Access your personal account or get JSTOR access through your library or other institution:
If You Use a Screen ReaderThis content is available through Read Online (Free) program, which relies on page scans. Since scans are not currently available to screen readers, please contact JSTOR User Support for access. We'll provide a PDF copy for your screen reader.
Molecular Evolution Over the Mutational Landscape
John H. Gillespie
Vol. 38, No. 5 (Sep., 1984), pp. 1116-1129
Published by: Society for the Study of Evolution
Stable URL: http://www.jstor.org/stable/2408444
Page Count: 14
Since scans are not currently available to screen readers, please contact JSTOR User Support for access. We'll provide a PDF copy for your screen reader.
Preview not available

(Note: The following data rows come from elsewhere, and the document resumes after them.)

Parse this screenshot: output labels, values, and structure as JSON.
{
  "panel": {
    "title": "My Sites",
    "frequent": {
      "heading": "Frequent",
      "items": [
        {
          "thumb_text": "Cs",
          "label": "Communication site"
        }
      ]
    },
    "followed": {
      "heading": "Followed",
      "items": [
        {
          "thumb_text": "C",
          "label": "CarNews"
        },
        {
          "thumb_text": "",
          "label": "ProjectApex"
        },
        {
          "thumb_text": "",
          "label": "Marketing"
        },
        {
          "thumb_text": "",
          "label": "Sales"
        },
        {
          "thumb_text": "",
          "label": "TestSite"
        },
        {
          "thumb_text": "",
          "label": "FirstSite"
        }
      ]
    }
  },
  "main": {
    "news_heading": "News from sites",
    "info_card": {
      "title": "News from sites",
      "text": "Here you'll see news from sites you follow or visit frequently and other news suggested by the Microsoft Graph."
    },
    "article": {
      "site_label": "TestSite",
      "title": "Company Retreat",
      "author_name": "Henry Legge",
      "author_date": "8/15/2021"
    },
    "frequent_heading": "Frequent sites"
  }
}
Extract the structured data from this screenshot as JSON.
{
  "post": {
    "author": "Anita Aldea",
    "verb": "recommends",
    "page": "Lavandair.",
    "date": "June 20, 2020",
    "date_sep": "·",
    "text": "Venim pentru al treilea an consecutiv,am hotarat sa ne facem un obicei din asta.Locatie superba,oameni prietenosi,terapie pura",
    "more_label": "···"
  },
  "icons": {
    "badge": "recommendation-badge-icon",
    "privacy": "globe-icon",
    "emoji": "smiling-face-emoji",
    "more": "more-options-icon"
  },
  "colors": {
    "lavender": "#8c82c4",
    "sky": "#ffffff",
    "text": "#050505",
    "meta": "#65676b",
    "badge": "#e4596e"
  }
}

A model of molecular evolution by natural selection is described. The dynamics of the model are determined to a great extent by the nature of the mutational process of DNA. This is due to the very low nucleotide mutation rate that effectively limits natural selection to those alleles that differ from the currently fixed allele by a single nucleotide. As a consequence, it is shown that evolution should proceed in a series of bursts if natural selection is the main mechanism for the change. A typical burst of evolution is shown to involve about 1.5 to 2.5 allelic substitutions on average. One consequence of these bursts is to elevate the variance to mean ratio in the number of substitutions per unit time to a level as is commonly observed in the protein evolution data. These results appears to be very robust to many of the particulars of the model because of the role played by extreme value theory in determining the fitnesses of the alleles.
Evolution © 1984 Society for the Study of Evolution